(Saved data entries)
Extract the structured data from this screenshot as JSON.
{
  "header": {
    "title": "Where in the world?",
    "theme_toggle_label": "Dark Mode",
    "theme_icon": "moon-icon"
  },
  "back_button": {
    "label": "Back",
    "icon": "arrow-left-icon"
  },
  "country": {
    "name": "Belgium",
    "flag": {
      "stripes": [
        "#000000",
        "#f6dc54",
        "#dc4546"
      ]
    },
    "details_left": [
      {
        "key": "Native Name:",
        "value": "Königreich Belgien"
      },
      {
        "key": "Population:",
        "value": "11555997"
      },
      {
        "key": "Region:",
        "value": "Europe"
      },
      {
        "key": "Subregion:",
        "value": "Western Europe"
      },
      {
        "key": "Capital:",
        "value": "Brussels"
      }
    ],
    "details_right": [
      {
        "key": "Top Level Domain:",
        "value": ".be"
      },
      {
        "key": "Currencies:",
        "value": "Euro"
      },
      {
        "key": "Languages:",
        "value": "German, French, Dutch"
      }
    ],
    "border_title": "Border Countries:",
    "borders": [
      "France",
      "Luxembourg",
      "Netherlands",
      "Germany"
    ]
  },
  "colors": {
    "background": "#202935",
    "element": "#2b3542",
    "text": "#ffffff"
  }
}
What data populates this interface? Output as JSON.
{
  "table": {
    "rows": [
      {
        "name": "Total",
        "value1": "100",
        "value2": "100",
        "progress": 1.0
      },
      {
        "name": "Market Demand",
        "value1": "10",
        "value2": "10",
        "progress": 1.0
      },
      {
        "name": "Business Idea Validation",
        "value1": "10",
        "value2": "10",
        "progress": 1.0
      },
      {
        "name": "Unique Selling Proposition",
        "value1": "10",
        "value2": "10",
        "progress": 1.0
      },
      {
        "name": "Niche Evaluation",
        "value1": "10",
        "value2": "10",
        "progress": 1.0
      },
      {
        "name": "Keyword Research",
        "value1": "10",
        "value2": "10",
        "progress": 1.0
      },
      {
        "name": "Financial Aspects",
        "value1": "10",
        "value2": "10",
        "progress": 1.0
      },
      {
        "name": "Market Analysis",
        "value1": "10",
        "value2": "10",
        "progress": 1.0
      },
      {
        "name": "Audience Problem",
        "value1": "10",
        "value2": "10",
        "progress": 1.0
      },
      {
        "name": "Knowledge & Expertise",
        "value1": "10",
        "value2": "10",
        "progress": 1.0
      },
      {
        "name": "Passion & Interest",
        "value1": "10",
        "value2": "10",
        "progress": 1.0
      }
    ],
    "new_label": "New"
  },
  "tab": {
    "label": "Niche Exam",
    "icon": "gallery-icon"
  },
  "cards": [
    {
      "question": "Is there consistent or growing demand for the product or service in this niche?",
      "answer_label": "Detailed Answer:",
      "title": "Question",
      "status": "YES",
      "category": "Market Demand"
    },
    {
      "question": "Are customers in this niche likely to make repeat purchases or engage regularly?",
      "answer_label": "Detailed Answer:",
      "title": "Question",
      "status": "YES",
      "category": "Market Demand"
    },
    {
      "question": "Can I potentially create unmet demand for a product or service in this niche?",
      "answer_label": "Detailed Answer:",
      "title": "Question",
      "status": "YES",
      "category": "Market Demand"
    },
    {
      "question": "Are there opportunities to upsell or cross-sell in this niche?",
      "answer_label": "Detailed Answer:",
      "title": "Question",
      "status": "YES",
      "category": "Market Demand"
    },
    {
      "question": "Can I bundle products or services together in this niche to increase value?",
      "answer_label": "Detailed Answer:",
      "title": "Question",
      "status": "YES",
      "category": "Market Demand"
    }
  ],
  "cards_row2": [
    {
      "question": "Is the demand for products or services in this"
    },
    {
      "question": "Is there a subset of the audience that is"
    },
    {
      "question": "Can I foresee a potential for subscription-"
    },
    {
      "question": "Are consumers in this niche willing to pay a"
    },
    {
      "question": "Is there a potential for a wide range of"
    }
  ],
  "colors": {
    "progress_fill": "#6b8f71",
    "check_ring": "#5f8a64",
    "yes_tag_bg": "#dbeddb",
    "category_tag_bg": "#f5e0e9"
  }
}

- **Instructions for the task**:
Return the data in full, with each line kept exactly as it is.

- **Task output**:
Extract the structured data from this screenshot as JSON.
{
  "header": {
    "title": "Where in the world?",
    "theme_toggle_label": "Dark Mode",
    "theme_icon": "moon-icon"
  },
  "back_button": {
    "label": "Back",
    "icon": "arrow-left-icon"
  },
  "country": {
    "name": "Belgium",
    "flag": {
      "stripes": [
        "#000000",
        "#f6dc54",
        "#dc4546"
      ]
    },
    "details_left": [
      {
        "key": "Native Name:",
        "value": "Königreich Belgien"
      },
      {
        "key": "Population:",
        "value": "11555997"
      },
      {
        "key": "Region:",
        "value": "Europe"
      },
      {
        "key": "Subregion:",
        "value": "Western Europe"
      },
      {
        "key": "Capital:",
        "value": "Brussels"
      }
    ],
    "details_right": [
      {
        "key": "Top Level Domain:",
        "value": ".be"
      },
      {
        "key": "Currencies:",
        "value": "Euro"
      },
      {
        "key": "Languages:",
        "value": "German, French, Dutch"
      }
    ],
    "border_title": "Border Countries:",
    "borders": [
      "France",
      "Luxembourg",
      "Netherlands",
      "Germany"
    ]
  },
  "colors": {
    "background": "#202935",
    "element": "#2b3542",
    "text": "#ffffff"
  }
}
What data populates this interface? Output as JSON.
{
  "table": {
    "rows": [
      {
        "name": "Total",
        "value1": "100",
        "value2": "100",
        "progress": 1.0
      },
      {
        "name": "Market Demand",
        "value1": "10",
        "value2": "10",
        "progress": 1.0
      },
      {
        "name": "Business Idea Validation",
        "value1": "10",
        "value2": "10",
        "progress": 1.0
      },
      {
        "name": "Unique Selling Proposition",
        "value1": "10",
        "value2": "10",
        "progress": 1.0
      },
      {
        "name": "Niche Evaluation",
        "value1": "10",
        "value2": "10",
        "progress": 1.0
      },
      {
        "name": "Keyword Research",
        "value1": "10",
        "value2": "10",
        "progress": 1.0
      },
      {
        "name": "Financial Aspects",
        "value1": "10",
        "value2": "10",
        "progress": 1.0
      },
      {
        "name": "Market Analysis",
        "value1": "10",
        "value2": "10",
        "progress": 1.0
      },
      {
        "name": "Audience Problem",
        "value1": "10",
        "value2": "10",
        "progress": 1.0
      },
      {
        "name": "Knowledge & Expertise",
        "value1": "10",
        "value2": "10",
        "progress": 1.0
      },
      {
        "name": "Passion & Interest",
        "value1": "10",
        "value2": "10",
        "progress": 1.0
      }
    ],
    "new_label": "New"
  },
  "tab": {
    "label": "Niche Exam",
    "icon": "gallery-icon"
  },
  "cards": [
    {
      "question": "Is there consistent or growing demand for the product or service in this niche?",
      "answer_label": "Detailed Answer:",
      "title": "Question",
      "status": "YES",
      "category": "Market Demand"
    },
    {
      "question": "Are customers in this niche likely to make repeat purchases or engage regularly?",
      "answer_label": "Detailed Answer:",
      "title": "Question",
      "status": "YES",
      "category": "Market Demand"
    },
    {
      "question": "Can I potentially create unmet demand for a product or service in this niche?",
      "answer_label": "Detailed Answer:",
      "title": "Question",
      "status": "YES",
      "category": "Market Demand"
    },
    {
      "question": "Are there opportunities to upsell or cross-sell in this niche?",
      "answer_label": "Detailed Answer:",
      "title": "Question",
      "status": "YES",
      "category": "Market Demand"
    },
    {
      "question": "Can I bundle products or services together in this niche to increase value?",
      "answer_label": "Detailed Answer:",
      "title": "Question",
      "status": "YES",
      "category": "Market Demand"
    }
  ],
  "cards_row2": [
    {
      "question": "Is the demand for products or services in this"
    },
    {
      "question": "Is there a subset of the audience that is"
    },
    {
      "question": "Can I foresee a potential for subscription-"
    },
    {
      "question": "Are consumers in this niche willing to pay a"
    },
    {
      "question": "Is there a potential for a wide range of"
    }
  ],
  "colors": {
    "progress_fill": "#6b8f71",
    "check_ring": "#5f8a64",
    "yes_tag_bg": "#dbeddb",
    "category_tag_bg": "#f5e0e9"
  }
}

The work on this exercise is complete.